Lexus Takes Gold In 2015 JD Power Dependability Study
For the fourth consecutive year, Lexus is tops among the brands ranked in JD Power’s annual Vehicle Dependability Study.
The research group says owners of the premium brand’s offerings reported 89 problems per 100 vehicles. However, its parent company was bumped down to third place on the podium this year by Buick, the latter making a huge leap from fifth place in 2014 to take silver with 110 problems per 100 vehicles reported. Toyota had one more problem compared to Buick.
Among the rest, Cadillac took home fourth, while Honda and Porsche tied for fifth. Lincoln, Mercedes-Benz, Scion and Chevrolet round out the top 10 for 2015, while Land Rover and Fiat landed at the bottom of the list with 258 and 273 problems per 100 vehicles, respectively.
As for the problems themselves, most took issue with their vehicle’s Bluetooth and voice-recognition systems, followed by problems with the vehicle’s engine or transmission, the latter mostly focused on “automatic transmission hesitation and rough shifting.”
This year’s study surveyed over 34,000 original owners of 2012 models after three years of ownership, with the survey taking place between November and December of 2014.
Sjalabais on Feb 26, 2015
Maybe someone with insight into the JD Powers logic and methodology can help me out. I'm stunned by Volvo's dismal performance. Volvo does extraordinarily well in the JD Powers Vehicle Ownership Satisfaction Study (VOSS). The JD Powers US Initial Quality Study (IQS) - not so good. The dependability study above - sad stuff. Why would there be such a discrepancy?
Kevin Jaeger on Feb 26, 2015
Congrats to Lexus for coming out on top again. They may not be the first to introduce new technology in their cars but they are obviously doing something right to maintain their reputation for dependability. And this is useful for people to grasp the order of magnitude in the gap between brands. That dependable Acura is doing well with an average of 1.24 problems per owner, while those poor Audi owners are enduring the horrendous experience of suffering through an average of 0.14 more than that content Acura owner. It would be nice if those constantly harping on this real but small difference had some sense of perspective.
Latest Car ReviewsRead more
Latest Product ReviewsRead more
- DenverMike When was it ever a mystery? The Fairmont maybe, but only the 4-door "Futura" trim, that was distinctively upscale. The Citation and Volare didn't have competing trims, nor was there a base stripper Maxima at the time, if ever, crank windows, vinyl seats, 2-doors, etc.

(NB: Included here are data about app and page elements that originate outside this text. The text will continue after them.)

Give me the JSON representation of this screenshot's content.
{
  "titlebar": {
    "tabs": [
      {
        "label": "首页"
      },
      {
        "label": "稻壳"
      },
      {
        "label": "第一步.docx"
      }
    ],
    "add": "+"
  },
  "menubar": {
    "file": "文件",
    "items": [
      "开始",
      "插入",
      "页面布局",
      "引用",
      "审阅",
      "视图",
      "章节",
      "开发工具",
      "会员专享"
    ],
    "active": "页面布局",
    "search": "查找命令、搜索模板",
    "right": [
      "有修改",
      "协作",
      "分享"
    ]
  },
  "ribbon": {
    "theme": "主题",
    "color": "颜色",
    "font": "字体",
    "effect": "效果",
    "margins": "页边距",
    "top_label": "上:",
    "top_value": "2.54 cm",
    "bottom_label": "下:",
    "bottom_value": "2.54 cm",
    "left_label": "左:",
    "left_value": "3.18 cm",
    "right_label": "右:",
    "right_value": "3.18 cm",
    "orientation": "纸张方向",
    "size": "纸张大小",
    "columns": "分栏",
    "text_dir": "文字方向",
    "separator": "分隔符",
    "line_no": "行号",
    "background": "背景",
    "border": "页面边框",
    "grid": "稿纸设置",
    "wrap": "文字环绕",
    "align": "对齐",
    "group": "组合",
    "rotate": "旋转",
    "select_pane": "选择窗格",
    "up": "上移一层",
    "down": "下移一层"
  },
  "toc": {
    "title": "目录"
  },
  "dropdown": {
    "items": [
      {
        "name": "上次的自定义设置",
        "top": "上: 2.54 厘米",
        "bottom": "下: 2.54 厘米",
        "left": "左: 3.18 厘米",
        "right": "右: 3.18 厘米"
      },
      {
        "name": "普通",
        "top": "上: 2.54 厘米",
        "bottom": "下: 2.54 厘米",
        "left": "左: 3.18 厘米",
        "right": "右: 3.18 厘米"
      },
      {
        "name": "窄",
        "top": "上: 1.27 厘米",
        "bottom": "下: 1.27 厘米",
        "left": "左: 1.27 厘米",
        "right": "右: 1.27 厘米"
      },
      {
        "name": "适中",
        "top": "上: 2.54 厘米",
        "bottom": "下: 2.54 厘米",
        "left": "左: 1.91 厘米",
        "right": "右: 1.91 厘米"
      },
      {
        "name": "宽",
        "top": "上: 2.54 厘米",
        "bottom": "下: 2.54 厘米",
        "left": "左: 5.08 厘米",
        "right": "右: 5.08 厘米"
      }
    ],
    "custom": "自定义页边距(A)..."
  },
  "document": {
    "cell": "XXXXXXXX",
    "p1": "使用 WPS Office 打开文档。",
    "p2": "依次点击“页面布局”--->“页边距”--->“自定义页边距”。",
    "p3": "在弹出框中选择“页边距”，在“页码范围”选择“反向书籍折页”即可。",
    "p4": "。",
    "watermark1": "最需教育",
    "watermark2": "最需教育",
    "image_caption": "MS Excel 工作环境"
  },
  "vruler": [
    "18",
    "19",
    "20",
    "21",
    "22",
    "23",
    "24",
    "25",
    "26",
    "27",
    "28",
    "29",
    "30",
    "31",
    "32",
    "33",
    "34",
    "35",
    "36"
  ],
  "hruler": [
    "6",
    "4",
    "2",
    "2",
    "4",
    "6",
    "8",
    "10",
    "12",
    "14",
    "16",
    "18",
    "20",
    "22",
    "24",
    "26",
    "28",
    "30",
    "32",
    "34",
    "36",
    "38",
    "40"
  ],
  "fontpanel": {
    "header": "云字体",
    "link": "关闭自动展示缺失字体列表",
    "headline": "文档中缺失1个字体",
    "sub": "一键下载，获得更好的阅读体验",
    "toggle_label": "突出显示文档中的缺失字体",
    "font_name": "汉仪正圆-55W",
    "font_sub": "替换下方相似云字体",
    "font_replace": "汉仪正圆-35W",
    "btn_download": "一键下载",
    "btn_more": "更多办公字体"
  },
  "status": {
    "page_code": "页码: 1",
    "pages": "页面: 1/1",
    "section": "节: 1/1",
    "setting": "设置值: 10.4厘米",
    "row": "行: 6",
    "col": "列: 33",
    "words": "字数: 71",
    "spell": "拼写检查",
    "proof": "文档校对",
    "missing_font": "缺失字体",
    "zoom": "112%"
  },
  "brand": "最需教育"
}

So it wasn't a "massacre", not even in spirit, just different market segments. It could be that the Maxima was intended to compete with those, but everything coming from Japan at the time had to take it up a notch, if not two.Thanks to the Japanese "voluntary" trade restriction, everything had extra options, if not hard loaded. The restriction limited how many vehicles were shipped, not what they retailed at. So Japanese automakers naturally raised the "price" (or stakes) without raising MSRP. What the dealers charged (gouged) was a different story.Realistically, the Maxima was going up against entry luxury sedans (except Cimarron lol), especially Euro/German, same as the Cressida. It definitely worked in Japanese automaker's favor, not to mention inspiring Lexus, Acura and Infiniti.
- Ronnie Schreiber Hydrocarbon based fuels have become unreliable? More expensive at the moment but I haven't seen any lines gathering around gas stations lately, have you? I'm old enough to remember actual gasoline shortages in 1973 and 1979 (of course, since then there have been many recoverable oil deposits discovered around the world plus the introduction of fracking). Consumers Power is still supplying me with natural gas. I recently went camping and had no problem buying propane.Texas had grid problems last winter because they replaced fossil fueled power plants with wind and solar, which didn't work in the cold weather. That's the definition of unreliable.I'm an "all of the above" guy when it comes to energy: fossil fuels, hydro, wind (where it makes sense), nuclear (including funding for fusion research), and possibly solar.Environmental activists, it seems to me, have no interest in energy diversity. Based on what's happened in Sri Lanka and the push against agriculture in Europe and Canada, I think it's safe to say that some folks want most of us to live like medieval peasants to save the planet for their own private jets.
- Car65688392 thankyou for the information
- Car65688392 Thankyou for your valuable information
- MaintenanceCosts There's no mystery anymore about how the Japanese took over the prestige spot in the US mass market (especially on the west coast) when you realize that this thing was up against the likes of the Fairmont, Citation, and Volaré. A massacre.